Observed Dark Spots

The map below shows AIS signals that we’ve received from a geared general cargo carrier as she enters the Black Sea. Each individual AIS signal received is shown by an orange arrow. The last AIS signal received was on the 23rd March, we next received an AIS signal on the 14th June with the vessel operating in the ‘dark’ for the period in between.

Figure 1: Map showing the vessel’s AIS ‘dark’ spots between 23rd March and 14th June.

Similarly, the vessel in the below map went ‘dark’ for 5 days whilst operating in the Black Sea between the Kerch Strait to South of Sevastopol.

Figure 2: Map showing this vessels AIS ‘dark’ spots between 7th and 12th June.

Dark Spots Are Rare

To put the ‘dark’ periods above into context, of the 70 container vessels currently operating in the US West Coast region, at the time of writing only 1 vessel has not transmitted an AIS signal within the last 6 hours. Likewise, only 5 of the 293 Bulkers underway in the North Atlantic have not transmitted an AIS signal within the last 6 hours. The 83 days operated in the ‘dark’ by the vessel in Figure 1 is extraordinary.

Going ‘dark’ is such an anomaly in the Maritime industry, that it is often interpreted as a signal that a vessel has operated suspiciously.

VesselsValue Trade

Our Trade services combine real time vessel movements with a variety of GIS data and behavioural algorithms to provide the closest possible reflection of current global trade.

With our Trade services you can access and view cargo mile demand, trade flows, stoppages and more. Providing you with a detailed view of underlying vessel activity for Bulkers, Tankers, Gas, Containers, Vehicle Carriers, Small Dry, Specialised Cargo, Reefers, and Cruise vessels.

VesselsValue data as of July 2022.

Disclaimer: The purpose of this blog is to provide general information and not to provide advice or guidance in relation to particular circumstances.
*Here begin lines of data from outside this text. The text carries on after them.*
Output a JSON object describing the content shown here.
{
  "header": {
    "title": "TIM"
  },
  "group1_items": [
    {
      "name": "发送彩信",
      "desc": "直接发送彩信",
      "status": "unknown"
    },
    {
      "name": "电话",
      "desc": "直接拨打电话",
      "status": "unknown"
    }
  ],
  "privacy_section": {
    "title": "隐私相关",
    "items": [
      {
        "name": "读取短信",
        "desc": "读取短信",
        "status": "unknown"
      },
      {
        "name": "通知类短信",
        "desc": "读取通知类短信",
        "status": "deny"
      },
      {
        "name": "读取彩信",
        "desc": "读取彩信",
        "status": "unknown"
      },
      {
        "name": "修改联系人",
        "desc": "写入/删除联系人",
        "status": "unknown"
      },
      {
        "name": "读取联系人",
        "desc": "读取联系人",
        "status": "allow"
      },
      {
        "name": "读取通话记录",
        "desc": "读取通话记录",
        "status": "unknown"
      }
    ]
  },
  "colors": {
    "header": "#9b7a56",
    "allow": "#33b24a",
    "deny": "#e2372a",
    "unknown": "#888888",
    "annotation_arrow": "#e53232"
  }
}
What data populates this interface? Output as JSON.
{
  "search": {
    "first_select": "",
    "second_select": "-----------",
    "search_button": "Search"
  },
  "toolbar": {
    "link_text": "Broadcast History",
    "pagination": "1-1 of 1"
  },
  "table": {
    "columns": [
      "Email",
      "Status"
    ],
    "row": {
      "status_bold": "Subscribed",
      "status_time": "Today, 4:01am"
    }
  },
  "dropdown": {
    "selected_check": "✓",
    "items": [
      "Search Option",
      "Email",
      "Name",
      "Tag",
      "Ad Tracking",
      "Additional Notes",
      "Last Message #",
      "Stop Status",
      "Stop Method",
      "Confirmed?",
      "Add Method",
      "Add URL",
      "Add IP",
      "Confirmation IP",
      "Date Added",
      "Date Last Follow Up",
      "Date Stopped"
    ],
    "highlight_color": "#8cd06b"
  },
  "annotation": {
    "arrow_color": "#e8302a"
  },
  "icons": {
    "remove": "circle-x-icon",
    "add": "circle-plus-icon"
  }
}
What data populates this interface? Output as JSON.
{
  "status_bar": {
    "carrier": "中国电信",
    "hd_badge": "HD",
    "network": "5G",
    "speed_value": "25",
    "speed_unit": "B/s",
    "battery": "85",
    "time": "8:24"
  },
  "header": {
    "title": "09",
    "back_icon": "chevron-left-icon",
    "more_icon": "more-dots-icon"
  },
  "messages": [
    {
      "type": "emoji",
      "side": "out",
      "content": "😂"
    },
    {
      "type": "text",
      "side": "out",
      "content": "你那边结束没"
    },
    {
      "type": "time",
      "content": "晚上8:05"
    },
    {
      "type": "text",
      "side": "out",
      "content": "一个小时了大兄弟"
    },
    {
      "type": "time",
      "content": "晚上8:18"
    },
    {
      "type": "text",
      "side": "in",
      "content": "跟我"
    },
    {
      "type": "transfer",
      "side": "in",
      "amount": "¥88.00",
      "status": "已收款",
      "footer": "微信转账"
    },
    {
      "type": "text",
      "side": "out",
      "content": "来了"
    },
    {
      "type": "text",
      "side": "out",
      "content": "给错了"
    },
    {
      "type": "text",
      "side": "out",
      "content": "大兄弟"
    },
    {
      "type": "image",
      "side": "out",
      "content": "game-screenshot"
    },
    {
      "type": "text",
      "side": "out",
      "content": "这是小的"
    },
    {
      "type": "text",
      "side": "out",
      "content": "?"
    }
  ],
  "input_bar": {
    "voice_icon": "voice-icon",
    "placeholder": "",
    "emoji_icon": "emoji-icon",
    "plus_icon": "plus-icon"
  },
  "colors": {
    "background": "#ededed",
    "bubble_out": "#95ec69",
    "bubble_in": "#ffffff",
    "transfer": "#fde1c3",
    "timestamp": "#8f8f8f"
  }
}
Readers should not make decisions in reliance on any statement or opinion contained in this blog.

Want to know more about how our
data can help you assess the market?

Click here to find out more and request a demo.